What is required — Show only those lines of the entries where the string "this" is found.

Working data —
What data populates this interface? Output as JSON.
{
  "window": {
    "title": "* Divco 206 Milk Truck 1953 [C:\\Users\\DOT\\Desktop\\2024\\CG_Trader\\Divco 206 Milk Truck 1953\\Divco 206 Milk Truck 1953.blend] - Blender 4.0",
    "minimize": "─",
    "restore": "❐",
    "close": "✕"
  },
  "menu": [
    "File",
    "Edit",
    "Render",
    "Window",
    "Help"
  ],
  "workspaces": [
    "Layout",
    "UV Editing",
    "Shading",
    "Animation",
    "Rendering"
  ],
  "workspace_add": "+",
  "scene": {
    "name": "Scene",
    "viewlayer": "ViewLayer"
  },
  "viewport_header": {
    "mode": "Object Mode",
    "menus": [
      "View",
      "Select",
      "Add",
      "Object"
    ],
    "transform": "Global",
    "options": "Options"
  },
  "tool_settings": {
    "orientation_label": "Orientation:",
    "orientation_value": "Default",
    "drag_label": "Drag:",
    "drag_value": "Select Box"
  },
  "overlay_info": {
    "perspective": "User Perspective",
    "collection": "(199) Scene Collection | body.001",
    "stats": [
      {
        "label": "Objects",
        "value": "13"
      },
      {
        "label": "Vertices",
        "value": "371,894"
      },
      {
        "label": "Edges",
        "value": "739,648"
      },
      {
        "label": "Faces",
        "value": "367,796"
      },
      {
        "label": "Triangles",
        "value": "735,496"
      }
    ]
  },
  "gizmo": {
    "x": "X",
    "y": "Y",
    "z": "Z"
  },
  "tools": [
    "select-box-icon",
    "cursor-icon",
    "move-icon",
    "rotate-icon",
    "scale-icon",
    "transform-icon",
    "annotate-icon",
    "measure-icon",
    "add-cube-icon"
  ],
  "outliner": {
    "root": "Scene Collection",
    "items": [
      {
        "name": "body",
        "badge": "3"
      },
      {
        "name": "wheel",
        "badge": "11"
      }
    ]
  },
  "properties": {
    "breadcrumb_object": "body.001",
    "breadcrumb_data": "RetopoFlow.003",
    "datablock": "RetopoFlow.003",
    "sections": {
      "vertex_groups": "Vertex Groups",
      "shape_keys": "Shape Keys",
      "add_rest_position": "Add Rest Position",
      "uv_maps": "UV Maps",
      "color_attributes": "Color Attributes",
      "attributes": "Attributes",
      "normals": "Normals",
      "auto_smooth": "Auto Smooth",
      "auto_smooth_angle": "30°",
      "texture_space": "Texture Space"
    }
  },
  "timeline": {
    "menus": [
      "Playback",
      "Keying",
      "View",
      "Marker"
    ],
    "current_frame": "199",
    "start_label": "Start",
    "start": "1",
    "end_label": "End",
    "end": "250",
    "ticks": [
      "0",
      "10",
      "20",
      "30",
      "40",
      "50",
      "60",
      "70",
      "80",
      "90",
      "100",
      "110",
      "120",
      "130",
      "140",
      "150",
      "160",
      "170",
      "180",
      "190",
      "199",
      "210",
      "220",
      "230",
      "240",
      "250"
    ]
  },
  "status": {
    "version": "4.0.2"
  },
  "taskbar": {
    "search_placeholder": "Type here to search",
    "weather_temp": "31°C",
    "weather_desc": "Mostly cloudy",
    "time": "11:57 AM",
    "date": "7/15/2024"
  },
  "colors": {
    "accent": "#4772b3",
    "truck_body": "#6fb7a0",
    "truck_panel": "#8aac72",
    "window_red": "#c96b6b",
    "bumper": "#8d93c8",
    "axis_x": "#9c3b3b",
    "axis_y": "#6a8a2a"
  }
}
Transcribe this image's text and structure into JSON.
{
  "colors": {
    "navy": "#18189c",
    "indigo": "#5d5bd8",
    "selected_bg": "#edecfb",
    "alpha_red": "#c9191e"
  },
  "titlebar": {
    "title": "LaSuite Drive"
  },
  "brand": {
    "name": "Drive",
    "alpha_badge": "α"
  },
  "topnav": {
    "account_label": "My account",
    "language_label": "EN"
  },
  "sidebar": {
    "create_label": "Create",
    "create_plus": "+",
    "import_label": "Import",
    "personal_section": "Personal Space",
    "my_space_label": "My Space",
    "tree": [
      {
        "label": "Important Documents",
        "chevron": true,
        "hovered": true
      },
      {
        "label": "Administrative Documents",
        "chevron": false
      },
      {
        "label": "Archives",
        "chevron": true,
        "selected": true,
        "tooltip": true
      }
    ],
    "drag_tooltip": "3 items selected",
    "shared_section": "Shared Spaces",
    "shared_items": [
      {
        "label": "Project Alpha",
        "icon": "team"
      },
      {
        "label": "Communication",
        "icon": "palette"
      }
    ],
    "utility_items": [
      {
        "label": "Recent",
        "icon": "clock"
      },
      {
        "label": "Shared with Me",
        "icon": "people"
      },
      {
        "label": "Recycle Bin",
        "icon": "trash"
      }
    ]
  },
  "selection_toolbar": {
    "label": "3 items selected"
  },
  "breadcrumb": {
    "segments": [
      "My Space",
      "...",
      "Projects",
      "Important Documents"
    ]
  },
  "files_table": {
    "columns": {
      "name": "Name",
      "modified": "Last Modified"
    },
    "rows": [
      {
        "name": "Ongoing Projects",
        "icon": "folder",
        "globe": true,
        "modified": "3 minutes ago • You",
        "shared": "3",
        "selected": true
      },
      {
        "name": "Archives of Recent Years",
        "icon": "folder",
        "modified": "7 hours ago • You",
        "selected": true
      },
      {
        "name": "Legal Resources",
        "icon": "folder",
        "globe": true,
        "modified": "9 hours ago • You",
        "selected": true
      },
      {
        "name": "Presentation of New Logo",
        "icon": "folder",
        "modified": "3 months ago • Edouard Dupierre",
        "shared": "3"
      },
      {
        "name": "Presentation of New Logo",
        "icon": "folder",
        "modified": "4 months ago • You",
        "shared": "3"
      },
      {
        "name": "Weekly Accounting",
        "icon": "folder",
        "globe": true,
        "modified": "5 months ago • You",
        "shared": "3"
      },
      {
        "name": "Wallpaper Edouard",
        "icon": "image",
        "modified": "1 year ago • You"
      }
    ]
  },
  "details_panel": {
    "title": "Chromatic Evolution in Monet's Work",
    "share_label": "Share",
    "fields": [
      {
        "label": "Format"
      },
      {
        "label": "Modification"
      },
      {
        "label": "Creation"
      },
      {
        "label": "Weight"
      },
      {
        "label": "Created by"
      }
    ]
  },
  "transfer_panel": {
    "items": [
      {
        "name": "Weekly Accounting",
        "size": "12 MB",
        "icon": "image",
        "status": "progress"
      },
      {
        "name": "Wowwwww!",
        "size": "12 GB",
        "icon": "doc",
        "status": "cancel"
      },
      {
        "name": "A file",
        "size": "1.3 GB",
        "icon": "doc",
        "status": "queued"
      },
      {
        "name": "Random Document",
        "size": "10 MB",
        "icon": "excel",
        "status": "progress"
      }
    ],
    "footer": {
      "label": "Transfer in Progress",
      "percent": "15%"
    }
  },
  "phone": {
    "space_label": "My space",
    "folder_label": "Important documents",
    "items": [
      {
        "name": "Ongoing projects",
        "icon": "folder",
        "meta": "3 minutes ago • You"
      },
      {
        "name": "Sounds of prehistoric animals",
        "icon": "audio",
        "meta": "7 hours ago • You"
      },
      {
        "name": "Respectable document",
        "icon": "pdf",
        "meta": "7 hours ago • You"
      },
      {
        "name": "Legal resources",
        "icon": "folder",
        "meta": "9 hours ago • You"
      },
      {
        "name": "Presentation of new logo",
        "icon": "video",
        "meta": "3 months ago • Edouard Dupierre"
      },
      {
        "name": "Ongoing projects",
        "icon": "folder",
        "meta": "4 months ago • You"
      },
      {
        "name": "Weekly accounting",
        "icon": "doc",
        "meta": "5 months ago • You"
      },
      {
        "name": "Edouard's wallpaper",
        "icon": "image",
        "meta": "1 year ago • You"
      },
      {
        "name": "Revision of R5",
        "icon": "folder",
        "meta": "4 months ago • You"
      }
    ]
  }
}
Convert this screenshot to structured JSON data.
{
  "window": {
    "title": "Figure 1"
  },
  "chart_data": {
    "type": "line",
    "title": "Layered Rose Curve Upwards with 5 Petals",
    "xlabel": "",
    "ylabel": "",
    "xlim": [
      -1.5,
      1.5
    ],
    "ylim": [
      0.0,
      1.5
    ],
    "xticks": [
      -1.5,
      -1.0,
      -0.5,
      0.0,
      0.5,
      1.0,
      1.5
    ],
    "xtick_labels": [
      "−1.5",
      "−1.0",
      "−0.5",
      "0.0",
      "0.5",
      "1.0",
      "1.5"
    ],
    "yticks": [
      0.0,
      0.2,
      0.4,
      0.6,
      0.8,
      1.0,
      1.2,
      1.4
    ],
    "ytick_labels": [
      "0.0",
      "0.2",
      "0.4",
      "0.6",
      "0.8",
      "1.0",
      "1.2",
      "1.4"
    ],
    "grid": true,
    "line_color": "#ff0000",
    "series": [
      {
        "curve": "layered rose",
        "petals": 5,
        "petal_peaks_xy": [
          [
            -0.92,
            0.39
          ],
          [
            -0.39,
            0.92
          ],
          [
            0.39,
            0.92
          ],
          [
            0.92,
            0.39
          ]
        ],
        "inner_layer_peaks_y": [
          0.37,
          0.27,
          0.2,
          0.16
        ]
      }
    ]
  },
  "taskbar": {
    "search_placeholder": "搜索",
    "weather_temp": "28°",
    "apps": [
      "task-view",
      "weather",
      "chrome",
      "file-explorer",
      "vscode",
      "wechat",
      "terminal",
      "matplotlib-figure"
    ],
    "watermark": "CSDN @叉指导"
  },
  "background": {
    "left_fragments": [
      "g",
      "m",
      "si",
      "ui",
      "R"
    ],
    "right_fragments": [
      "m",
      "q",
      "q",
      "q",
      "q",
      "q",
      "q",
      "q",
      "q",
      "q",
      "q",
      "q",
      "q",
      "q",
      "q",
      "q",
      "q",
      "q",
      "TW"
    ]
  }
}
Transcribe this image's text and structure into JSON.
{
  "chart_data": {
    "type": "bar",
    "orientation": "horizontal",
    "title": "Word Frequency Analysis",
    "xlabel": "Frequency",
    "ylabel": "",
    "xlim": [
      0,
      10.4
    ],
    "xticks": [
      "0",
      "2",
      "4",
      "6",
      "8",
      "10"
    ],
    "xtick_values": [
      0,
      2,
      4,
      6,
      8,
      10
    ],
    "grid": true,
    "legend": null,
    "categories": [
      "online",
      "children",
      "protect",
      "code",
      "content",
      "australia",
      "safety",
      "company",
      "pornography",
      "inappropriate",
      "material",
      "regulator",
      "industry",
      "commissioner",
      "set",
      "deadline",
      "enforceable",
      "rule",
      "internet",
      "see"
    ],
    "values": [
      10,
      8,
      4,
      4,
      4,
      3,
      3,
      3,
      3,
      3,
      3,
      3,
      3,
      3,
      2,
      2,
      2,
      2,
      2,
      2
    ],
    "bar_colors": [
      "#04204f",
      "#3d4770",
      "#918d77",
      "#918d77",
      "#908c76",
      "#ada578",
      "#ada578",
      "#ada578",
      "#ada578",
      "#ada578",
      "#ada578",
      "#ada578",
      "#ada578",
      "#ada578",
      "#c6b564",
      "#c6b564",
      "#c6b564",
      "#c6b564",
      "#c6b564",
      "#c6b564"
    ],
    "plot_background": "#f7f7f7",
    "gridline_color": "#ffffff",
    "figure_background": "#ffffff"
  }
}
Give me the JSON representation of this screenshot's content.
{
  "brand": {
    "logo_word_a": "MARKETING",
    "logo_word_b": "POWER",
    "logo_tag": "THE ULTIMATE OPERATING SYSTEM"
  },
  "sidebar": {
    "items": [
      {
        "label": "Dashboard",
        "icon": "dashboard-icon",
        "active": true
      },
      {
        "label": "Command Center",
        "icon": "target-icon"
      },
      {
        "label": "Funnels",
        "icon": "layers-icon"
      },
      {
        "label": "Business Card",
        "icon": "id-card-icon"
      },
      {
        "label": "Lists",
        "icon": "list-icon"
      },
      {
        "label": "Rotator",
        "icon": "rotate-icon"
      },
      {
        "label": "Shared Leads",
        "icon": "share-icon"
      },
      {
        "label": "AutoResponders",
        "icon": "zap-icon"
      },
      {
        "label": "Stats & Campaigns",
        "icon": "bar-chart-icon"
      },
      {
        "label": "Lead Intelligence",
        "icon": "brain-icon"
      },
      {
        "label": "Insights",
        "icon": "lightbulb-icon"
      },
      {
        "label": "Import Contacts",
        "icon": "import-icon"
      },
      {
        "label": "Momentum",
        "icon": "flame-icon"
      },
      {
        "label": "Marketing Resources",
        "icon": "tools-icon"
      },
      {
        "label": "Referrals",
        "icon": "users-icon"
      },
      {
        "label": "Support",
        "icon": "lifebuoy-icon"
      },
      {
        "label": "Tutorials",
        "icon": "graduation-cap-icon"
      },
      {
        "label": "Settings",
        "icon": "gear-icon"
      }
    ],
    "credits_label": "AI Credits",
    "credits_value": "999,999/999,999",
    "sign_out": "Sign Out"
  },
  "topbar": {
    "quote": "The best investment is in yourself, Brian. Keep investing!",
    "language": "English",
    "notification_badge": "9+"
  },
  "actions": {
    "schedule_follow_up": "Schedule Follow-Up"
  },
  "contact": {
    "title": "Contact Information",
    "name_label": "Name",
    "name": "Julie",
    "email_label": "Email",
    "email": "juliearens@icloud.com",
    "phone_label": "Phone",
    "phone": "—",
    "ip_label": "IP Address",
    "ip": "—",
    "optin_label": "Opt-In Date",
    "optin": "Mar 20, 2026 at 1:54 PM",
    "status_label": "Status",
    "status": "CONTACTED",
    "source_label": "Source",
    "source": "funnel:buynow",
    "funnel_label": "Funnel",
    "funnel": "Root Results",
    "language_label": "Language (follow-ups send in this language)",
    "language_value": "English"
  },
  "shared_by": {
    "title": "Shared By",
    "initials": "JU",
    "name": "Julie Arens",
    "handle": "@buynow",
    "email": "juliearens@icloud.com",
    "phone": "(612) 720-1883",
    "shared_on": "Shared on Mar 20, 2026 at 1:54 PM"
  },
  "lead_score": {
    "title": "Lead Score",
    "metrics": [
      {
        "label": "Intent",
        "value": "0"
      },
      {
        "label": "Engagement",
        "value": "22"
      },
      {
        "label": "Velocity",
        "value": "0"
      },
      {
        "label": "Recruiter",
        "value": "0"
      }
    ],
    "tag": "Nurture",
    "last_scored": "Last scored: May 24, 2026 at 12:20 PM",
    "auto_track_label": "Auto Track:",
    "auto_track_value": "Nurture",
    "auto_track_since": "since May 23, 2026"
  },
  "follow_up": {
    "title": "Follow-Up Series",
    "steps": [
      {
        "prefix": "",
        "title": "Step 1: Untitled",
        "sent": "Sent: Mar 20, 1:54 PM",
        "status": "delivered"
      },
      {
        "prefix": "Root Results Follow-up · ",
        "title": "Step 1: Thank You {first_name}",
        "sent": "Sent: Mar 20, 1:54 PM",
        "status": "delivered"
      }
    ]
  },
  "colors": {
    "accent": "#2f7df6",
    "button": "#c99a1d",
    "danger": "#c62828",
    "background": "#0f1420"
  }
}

Answer to the problem —
What data populates this interface? Output as JSON.
Transcribe this image's text and structure into JSON.
Convert this screenshot to structured JSON data.
Transcribe this image's text and structure into JSON.
Give me the JSON representation of this screenshot's content.
    "language_label": "Language (follow-ups send in this language)",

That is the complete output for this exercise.